**** Provided records ****

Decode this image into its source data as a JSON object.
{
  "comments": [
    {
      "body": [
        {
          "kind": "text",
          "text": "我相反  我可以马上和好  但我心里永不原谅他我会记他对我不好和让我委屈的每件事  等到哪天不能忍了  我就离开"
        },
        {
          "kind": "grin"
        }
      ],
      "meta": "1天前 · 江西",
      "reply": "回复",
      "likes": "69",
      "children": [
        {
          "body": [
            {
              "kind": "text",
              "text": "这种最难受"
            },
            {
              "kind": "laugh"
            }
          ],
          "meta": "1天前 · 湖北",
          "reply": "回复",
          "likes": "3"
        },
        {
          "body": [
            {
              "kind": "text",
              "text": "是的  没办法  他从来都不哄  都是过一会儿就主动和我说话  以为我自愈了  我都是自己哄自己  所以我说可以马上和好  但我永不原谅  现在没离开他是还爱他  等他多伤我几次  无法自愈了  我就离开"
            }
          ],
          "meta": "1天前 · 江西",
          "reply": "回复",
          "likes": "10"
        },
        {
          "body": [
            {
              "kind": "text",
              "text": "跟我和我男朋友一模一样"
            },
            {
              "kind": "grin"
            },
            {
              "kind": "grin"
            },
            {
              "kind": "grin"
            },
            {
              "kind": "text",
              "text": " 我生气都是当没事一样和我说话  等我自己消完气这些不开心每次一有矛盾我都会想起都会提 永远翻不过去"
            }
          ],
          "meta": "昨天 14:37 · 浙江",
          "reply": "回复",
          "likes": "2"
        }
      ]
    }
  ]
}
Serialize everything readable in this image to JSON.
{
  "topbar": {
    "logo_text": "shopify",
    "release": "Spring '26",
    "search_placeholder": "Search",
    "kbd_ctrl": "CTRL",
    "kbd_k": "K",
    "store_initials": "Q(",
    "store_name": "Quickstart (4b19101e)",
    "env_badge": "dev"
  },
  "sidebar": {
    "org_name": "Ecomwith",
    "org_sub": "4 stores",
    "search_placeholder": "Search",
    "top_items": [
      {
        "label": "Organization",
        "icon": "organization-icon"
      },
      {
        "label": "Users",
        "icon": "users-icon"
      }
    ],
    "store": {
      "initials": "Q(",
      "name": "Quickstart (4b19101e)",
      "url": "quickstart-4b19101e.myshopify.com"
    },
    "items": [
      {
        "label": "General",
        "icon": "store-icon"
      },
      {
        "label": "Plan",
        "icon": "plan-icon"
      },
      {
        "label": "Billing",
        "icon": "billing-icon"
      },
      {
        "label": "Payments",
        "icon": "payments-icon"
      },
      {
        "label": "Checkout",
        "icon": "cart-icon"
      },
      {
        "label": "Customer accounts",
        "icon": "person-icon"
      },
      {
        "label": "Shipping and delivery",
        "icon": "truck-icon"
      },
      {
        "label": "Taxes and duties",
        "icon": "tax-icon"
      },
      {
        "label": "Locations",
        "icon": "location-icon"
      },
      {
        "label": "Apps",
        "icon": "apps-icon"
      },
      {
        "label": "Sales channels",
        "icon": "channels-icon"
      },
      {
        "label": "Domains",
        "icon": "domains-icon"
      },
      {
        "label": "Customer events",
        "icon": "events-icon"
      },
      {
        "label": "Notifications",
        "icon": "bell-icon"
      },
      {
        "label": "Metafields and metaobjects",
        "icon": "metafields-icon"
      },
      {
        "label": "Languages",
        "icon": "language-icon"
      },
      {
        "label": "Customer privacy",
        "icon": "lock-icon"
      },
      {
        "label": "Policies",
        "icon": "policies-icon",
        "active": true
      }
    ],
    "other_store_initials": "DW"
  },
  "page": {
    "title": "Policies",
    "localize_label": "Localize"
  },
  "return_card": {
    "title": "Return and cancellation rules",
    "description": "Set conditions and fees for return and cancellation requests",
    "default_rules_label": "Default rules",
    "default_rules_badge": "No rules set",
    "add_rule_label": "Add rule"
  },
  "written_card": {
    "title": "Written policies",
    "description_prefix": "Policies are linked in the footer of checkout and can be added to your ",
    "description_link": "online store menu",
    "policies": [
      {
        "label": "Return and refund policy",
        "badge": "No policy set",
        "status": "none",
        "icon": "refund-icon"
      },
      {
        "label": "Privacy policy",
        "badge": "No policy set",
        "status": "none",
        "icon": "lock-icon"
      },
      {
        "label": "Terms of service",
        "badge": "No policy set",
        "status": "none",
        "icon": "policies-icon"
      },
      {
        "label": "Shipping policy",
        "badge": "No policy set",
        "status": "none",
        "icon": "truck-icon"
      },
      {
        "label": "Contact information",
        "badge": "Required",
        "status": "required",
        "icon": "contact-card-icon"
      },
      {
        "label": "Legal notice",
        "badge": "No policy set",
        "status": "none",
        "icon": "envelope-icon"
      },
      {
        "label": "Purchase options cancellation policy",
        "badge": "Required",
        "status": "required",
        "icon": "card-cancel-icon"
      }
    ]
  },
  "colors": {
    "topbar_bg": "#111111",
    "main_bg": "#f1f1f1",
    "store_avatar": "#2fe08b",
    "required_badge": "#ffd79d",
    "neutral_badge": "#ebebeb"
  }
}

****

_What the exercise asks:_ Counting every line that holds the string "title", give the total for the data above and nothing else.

_Result:_ 3